Having done lots of different jobs, many of which don’t exist anymore, I’m more interested than genuinely concerned.
This is despite some companies already replacing copywriters and designers!
Why aren’t I worried?
Because AI cannot and will never be able to replace the human voice or our lived experiences.
I find it hard enough to explain why the Brits find the name “Colin” so hilarious or explain Monty Python, let alone teach AI software why it’s funny.
Actually, as a copywriter I think AI can actually help me, help you.
Why AI can’t replace a great copywriter
The human touch
With AI able to churn out generic content for all sites, in order for your written content to stand out you’ll need to show-off your “humanity.”
If you don’t have the time to write, then a copywriter can create content that is unique, personalised and “human.”
It’s hard enough wading through the bland corporate-speak of websites and blogs, let alone leaving AI in charge of it.
AI can’t do all the stuff that makes your blog be found.
By that, I mean adding images, alt text, and creating intriguing meta descriptions. It also can’t create links to your relevant content.
Yes, AI can speed up blog writing, but it’s still going to need you and me to edit it to make it discoverable, and relevant and build its authority.
Connecting with your customer
AI can’t – as of yet – know who your customer is in very much detail.
As a copywriter, I spend time researching and getting to know your customers better so I can write better for them.
That usually means digging around in comments on your social media posts, reading your reviews, and checking out your followers.
They may have particular pain points that need to be addressed or terminology that they use.

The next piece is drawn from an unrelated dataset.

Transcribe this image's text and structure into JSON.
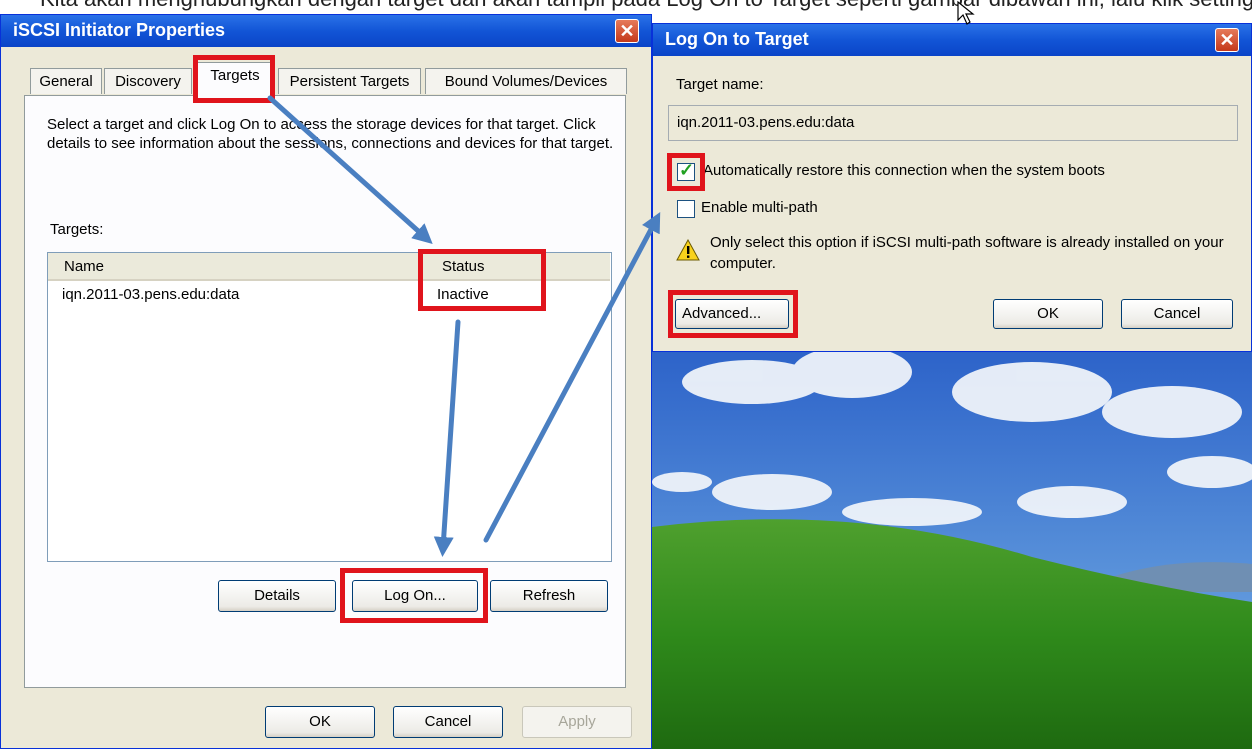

For example, when writing a blog post for a therapist, I’m looking to see what language customers use to describe the clinic. I’m then going to use this terminology to weave into the blog post.
Or if I’m writing for a recruitment agency, writing a blog aimed at employers I’m looking to use the same language and buzzwords that interest them.
AI may assist copywriters in streamlining certain tasks, but the human element remains foundational for understanding customer preferences and creating impactful content.
AI models work by analyzing vast amounts of existing data and generating new content based on patterns and examples. However, they struggle to produce truly original, creative, and innovative ideas.
Copywriters possess the creativity and ability to think outside the box, crafting unique and compelling narratives that resonate with the target audience.
The fusion of random ideas or weaving a personal anecdote into copy will definitely be the preserve of the human rather than the robot.
Copywriters also have the ability to understand the context, nuances, and subtleties of a brand, product, or service.
They can adapt your writing style and tone to fit the specific requirements and expectations of the target audience. AI, however, struggles to fully comprehend the intricacies of different industries, cultures, or brand identities.
I still believe that copywriters have their place in this new world, and AI may give us the motivation to write more engaging blog posts, and newsletters that connect more to people.
What do you think?